- Content Marketing
When Your Customers Become Your Contributors: Brand Journalism Meets TraditionalGoogle Is Changing the Close Variant Matching Option in AdWordsBefore You Invest in Online Advertising, Do This!Native Advertising: The New New Thing or a Race to the Bottom? [VIDEO]
Technology & Data
Data and Creativity at the Social Shake Up: Defining Your Data-Driven Social CampaignTalking Strategy and Data with Shannon Lee of Precision StrategiesNew IBM Study Reveals 3 Key Characteristics of the Most Successful CompaniesMinority Report: Confronting Privacy Issues in Big Data Gathering
- Tech & Innovation
- marketing automation
Social Startups: Moment.me Captures a 360-Degree View of The Social Shake-Up 2014Hootsuite Partners With Syracuse University to Bring Social Media Savvy to College StudentsThe Best Hyperlapse VideosThe Best Content Moderation Tools for Busy People Who Don't Have Time for That
Social Change Agent Survey: Passion, Skill Set, and Persistence Lead to Career GrowthThe Social Shake-Up Attracts Wide Breadth of Brands and IndustriesThe Social Shake-Up: How CMOs Drive Innovation and Revenue GrowthThe Social Shake-Up: The Future of Social Business
- Small Business
- Social Organization
Recap from the First-Ever Employee Advocacy SummitFormer IBM Senior Advisors Launch Brands Rising to Build Employee Advocacy ProgramsPerformance and Risk Management Through Social Media TrainingEmployee Advocacy Summit: Advocate Stories from the Field
- Customer Service
Join us September 15th in Atlanta for The Employee Advocacy Summit and learn how to unleash the power of your employees.
Post your event here and we'll share it with our community. If one of our members is featured, we'll promote as well on their profile.
- Marketplace & Webinars
The SMT Marketplace
Your resource for exclusive content and insights from Social Media Today, and opportunities to reach our community of professionals.
The Social Business Book Club brings you books, discussions, and insights from today's to business thought leaders.
Join interactive talks and and panel discussions with leading thinkers and practitioners on social media and networked business, or browse the catalogue of recorded sessions - all completely free.
Reach Social Media Today's community of marketing and communications professionals in an editor-approved context with a native advertising package.
Social Media How-To? Sorry, No Help Here.
Posted on May 28th 2010
My hopes ran high when I ran across a recent Brian Solis Advertising Age column headlined “The Social Media Style Guide.” “Excellent!” I said to myself. “At last, best practices for new media where no one really seems to know (or is willing to say) how to do it right. I'm ready to be impressed.”
But now I'm depressed. The column was no help at all. It's not that what Brian Solis says is wrong. In fact, it's absolutely right. His Eight Steps to Establishing a Brand Persona include (condensed version):
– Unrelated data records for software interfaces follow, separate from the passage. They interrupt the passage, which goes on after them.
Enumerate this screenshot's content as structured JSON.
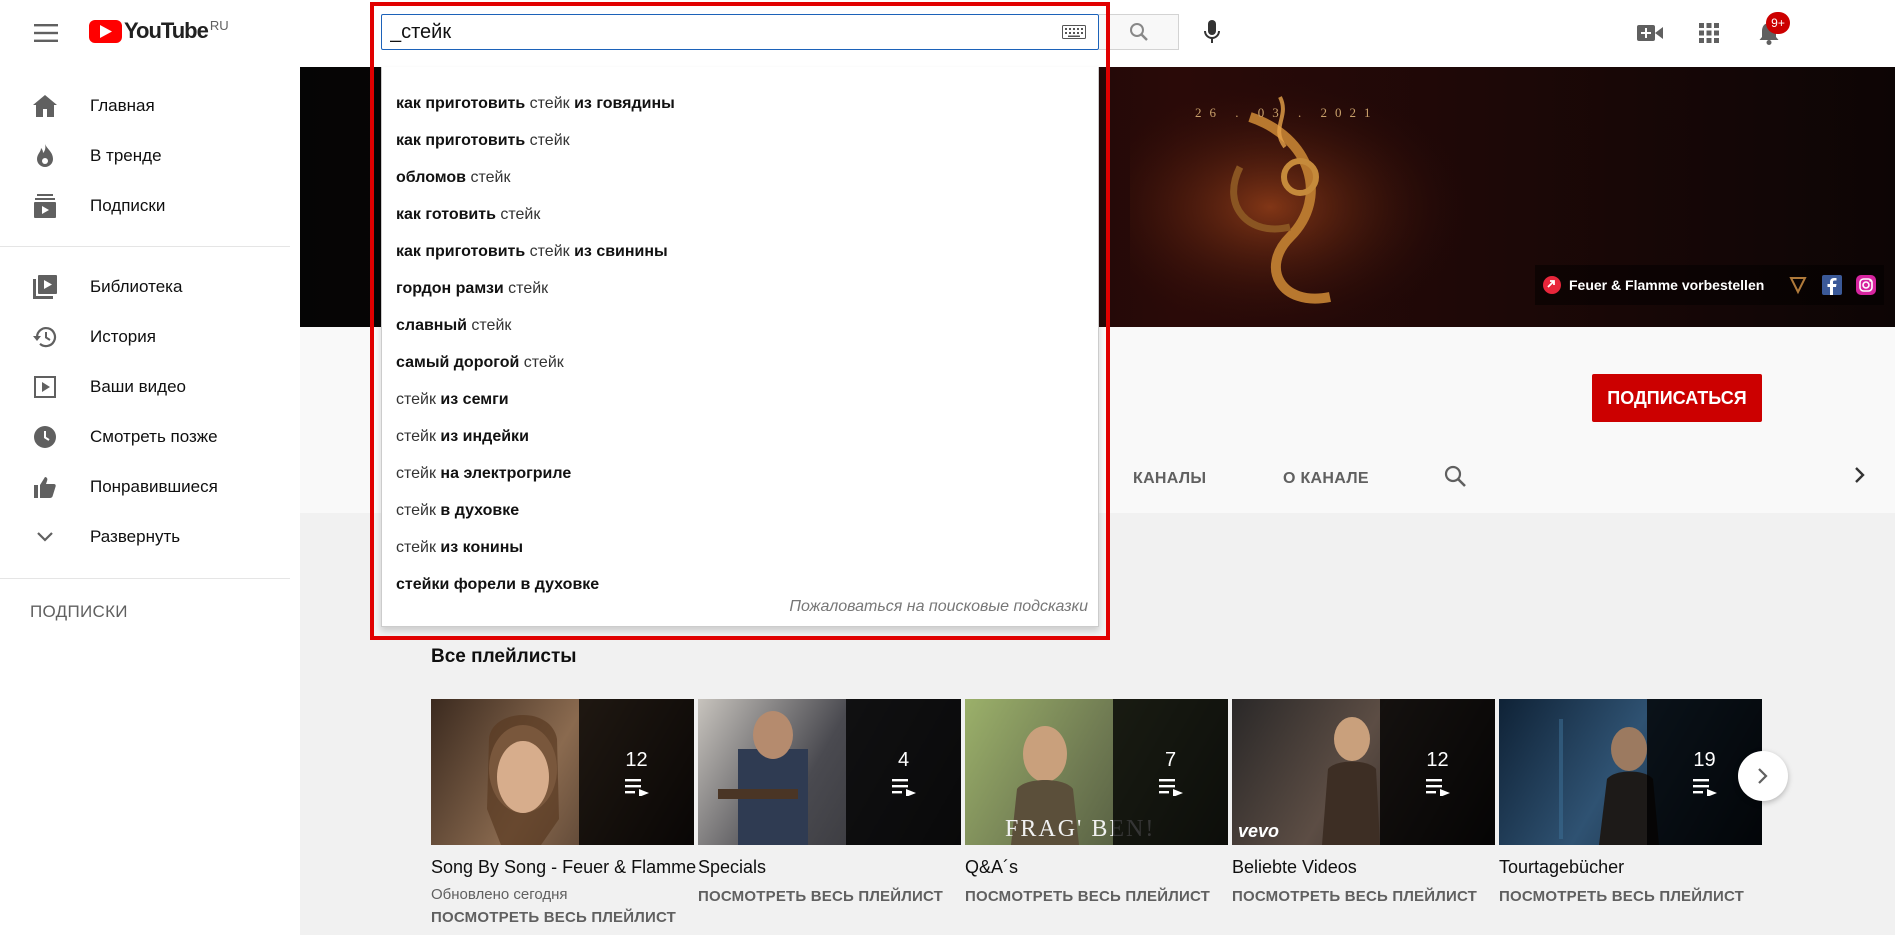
{
  "header": {
    "logo_text": "YouTube",
    "logo_region": "RU",
    "search_value": "_стейк",
    "notification_count": "9+"
  },
  "sidebar": {
    "items": [
      {
        "label": "Главная",
        "icon": "home-icon"
      },
      {
        "label": "В тренде",
        "icon": "trending-icon"
      },
      {
        "label": "Подписки",
        "icon": "subscriptions-icon"
      },
      {
        "label": "Библиотека",
        "icon": "library-icon"
      },
      {
        "label": "История",
        "icon": "history-icon"
      },
      {
        "label": "Ваши видео",
        "icon": "your-videos-icon"
      },
      {
        "label": "Смотреть позже",
        "icon": "watch-later-icon"
      },
      {
        "label": "Понравившиеся",
        "icon": "liked-icon"
      },
      {
        "label": "Развернуть",
        "icon": "chevron-down-icon"
      }
    ],
    "subscriptions_heading": "ПОДПИСКИ"
  },
  "suggestions": {
    "items": [
      [
        {
          "t": "как приготовить ",
          "b": true
        },
        {
          "t": "стейк",
          "b": false
        },
        {
          "t": " из говядины",
          "b": true
        }
      ],
      [
        {
          "t": "как приготовить ",
          "b": true
        },
        {
          "t": "стейк",
          "b": false
        }
      ],
      [
        {
          "t": "обломов ",
          "b": true
        },
        {
          "t": "стейк",
          "b": false
        }
      ],
      [
        {
          "t": "как готовить ",
          "b": true
        },
        {
          "t": "стейк",
          "b": false
        }
      ],
      [
        {
          "t": "как приготовить ",
          "b": true
        },
        {
          "t": "стейк",
          "b": false
        },
        {
          "t": " из свинины",
          "b": true
        }
      ],
      [
        {
          "t": "гордон рамзи ",
          "b": true
        },
        {
          "t": "стейк",
          "b": false
        }
      ],
      [
        {
          "t": "славный ",
          "b": true
        },
        {
          "t": "стейк",
          "b": false
        }
      ],
      [
        {
          "t": "самый дорогой ",
          "b": true
        },
        {
          "t": "стейк",
          "b": false
        }
      ],
      [
        {
          "t": "стейк",
          "b": false
        },
        {
          "t": " из семги",
          "b": true
        }
      ],
      [
        {
          "t": "стейк",
          "b": false
        },
        {
          "t": " из индейки",
          "b": true
        }
      ],
      [
        {
          "t": "стейк",
          "b": false
        },
        {
          "t": " на электрогриле",
          "b": true
        }
      ],
      [
        {
          "t": "стейк",
          "b": false
        },
        {
          "t": " в духовке",
          "b": true
        }
      ],
      [
        {
          "t": "стейк",
          "b": false
        },
        {
          "t": " из конины",
          "b": true
        }
      ],
      [
        {
          "t": "стейки форели в духовке",
          "b": true
        }
      ]
    ],
    "report_link": "Пожаловаться на поисковые подсказки"
  },
  "banner": {
    "date": "26 . 03 . 2021",
    "preorder_text": "Feuer & Flamme vorbestellen"
  },
  "channel": {
    "subscribe_label": "ПОДПИСАТЬСЯ",
    "tabs": [
      "КАНАЛЫ",
      "О КАНАЛЕ"
    ]
  },
  "playlists": {
    "section_title": "Все плейлисты",
    "items": [
      {
        "title": "Song By Song - Feuer & Flamme",
        "count": "12",
        "meta": "Обновлено сегодня",
        "link": "ПОСМОТРЕТЬ ВЕСЬ ПЛЕЙЛИСТ",
        "color": "#5a4030"
      },
      {
        "title": "Specials",
        "count": "4",
        "meta": "",
        "link": "ПОСМОТРЕТЬ ВЕСЬ ПЛЕЙЛИСТ",
        "color": "#4a4a4e"
      },
      {
        "title": "Q&A´s",
        "count": "7",
        "meta": "",
        "link": "ПОСМОТРЕТЬ ВЕСЬ ПЛЕЙЛИСТ",
        "color": "#6f7a52"
      },
      {
        "title": "Beliebte Videos",
        "count": "12",
        "meta": "",
        "link": "ПОСМОТРЕТЬ ВЕСЬ ПЛЕЙЛИСТ",
        "color": "#3a3434"
      },
      {
        "title": "Tourtagebücher",
        "count": "19",
        "meta": "",
        "link": "ПОСМОТРЕТЬ ВЕСЬ ПЛЕЙЛИСТ",
        "color": "#1e3348"
      }
    ],
    "thumb_overlays": {
      "card_3": "FRAG' BEN!",
      "card_4": "vevo"
    }
  },
  "colors": {
    "accent": "#cc0000",
    "search_border": "#1c62b9",
    "highlight_box": "#e10000"
  }
}
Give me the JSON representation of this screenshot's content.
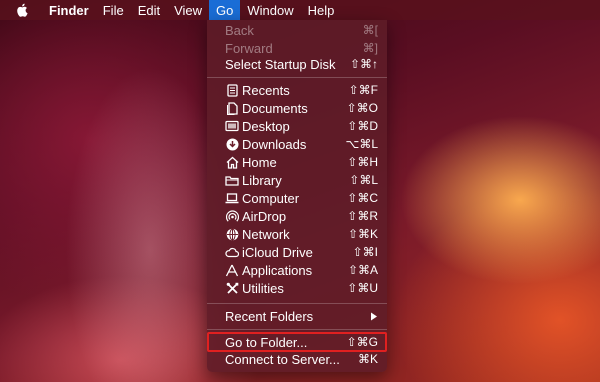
{
  "menubar": {
    "apple_icon": "apple-logo-icon",
    "items": [
      {
        "label": "Finder"
      },
      {
        "label": "File"
      },
      {
        "label": "Edit"
      },
      {
        "label": "View"
      },
      {
        "label": "Go"
      },
      {
        "label": "Window"
      },
      {
        "label": "Help"
      }
    ],
    "active_item": "Go"
  },
  "go_menu": {
    "items": [
      {
        "label": "Back",
        "shortcut": "⌘[",
        "enabled": false
      },
      {
        "label": "Forward",
        "shortcut": "⌘]",
        "enabled": false
      },
      {
        "label": "Select Startup Disk",
        "shortcut": "⇧⌘↑",
        "enabled": true
      },
      {
        "label": "Recents",
        "shortcut": "⇧⌘F",
        "icon": "recents-icon"
      },
      {
        "label": "Documents",
        "shortcut": "⇧⌘O",
        "icon": "documents-icon"
      },
      {
        "label": "Desktop",
        "shortcut": "⇧⌘D",
        "icon": "desktop-icon"
      },
      {
        "label": "Downloads",
        "shortcut": "⌥⌘L",
        "icon": "downloads-icon"
      },
      {
        "label": "Home",
        "shortcut": "⇧⌘H",
        "icon": "home-icon"
      },
      {
        "label": "Library",
        "shortcut": "⇧⌘L",
        "icon": "library-icon"
      },
      {
        "label": "Computer",
        "shortcut": "⇧⌘C",
        "icon": "computer-icon"
      },
      {
        "label": "AirDrop",
        "shortcut": "⇧⌘R",
        "icon": "airdrop-icon"
      },
      {
        "label": "Network",
        "shortcut": "⇧⌘K",
        "icon": "network-icon"
      },
      {
        "label": "iCloud Drive",
        "shortcut": "⇧⌘I",
        "icon": "icloud-icon"
      },
      {
        "label": "Applications",
        "shortcut": "⇧⌘A",
        "icon": "applications-icon"
      },
      {
        "label": "Utilities",
        "shortcut": "⇧⌘U",
        "icon": "utilities-icon"
      },
      {
        "label": "Recent Folders",
        "submenu_icon": "submenu-arrow-icon"
      },
      {
        "label": "Go to Folder...",
        "shortcut": "⇧⌘G",
        "highlighted": true
      },
      {
        "label": "Connect to Server...",
        "shortcut": "⌘K"
      }
    ]
  },
  "colors": {
    "menubar_bg": "#5a121c",
    "menu_bg": "#5f1c28",
    "active_item": "#1a6dd6",
    "highlight_border": "#e02020",
    "text": "#ffffff"
  }
}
Core Values. “… we need to specify what we stand for and weave it into all we do.
Brand Pillars. ”…establish the principal, central themes that convey our uniqueness and value.
Promise. “What is our mission and how does it introduce value to those who align with our purpose.”
Aspirations. “…representative of the stature and mission we seek today and over time.”
Brand Characteristics. “…the traits we wish to associate with the brand represented through our actions, words and overall behavior.”
Opportunities. “…that emerge that allow us to connect to those seeking solutions we had yet to identify.”
Culture. “People need something they can align with, and it is our culture that serves as the magnet to our purpose and aspirations.”
Personality. “If the brand was a person, how would it appear? How would it sound? How would it interact with others? How would others describe it?”
Been there, done that
No argument here. These are good guidelines for all kinds of effective brand communications. But we've heard it and said it all before — it's what our agency or any other competent resource would tell a client about using any media to communicate with customers and prospects. Unfortunately, they're pretty useless as a guide to using social media for marketing, except maybe as a reminder. There's nothing here that addresses the special circumstances that can make social media difficult for marketers to use.
• Traditional marketing communications actively pursue customers and prospects. But social media is less aggressive — you invite them to discover you.
• “Selling” is the fundamental goal of traditional marketing communications. But any kind of hard sell is anathema in most social media.
• In traditional media, the marketer is in charge of the message. But in social media customers are in charge of a good deal of the content; the marketer loses control.
• Most marketers demand some kind of success measure for their communications. It's still unclear if this is possible with social media.
A better way
So what's a smart marketer to do, to get a clear idea of what works and what doesn't in social media? Google to the rescue — look for sites with practical advice and real life examples, like ZeusJones “Best Social Media Marketing” and Chris Wallace's recent article in Promo magazine.
And take a look at this column that appeared in Advertising Age on the same day as “The Social Media Style Guide.” Hadji Williams talks about so-called marketing gurus, and asks: “What if all the gurus, particularly those of us in marketing, PR and social media, just said: “I don't know” â€” out loud?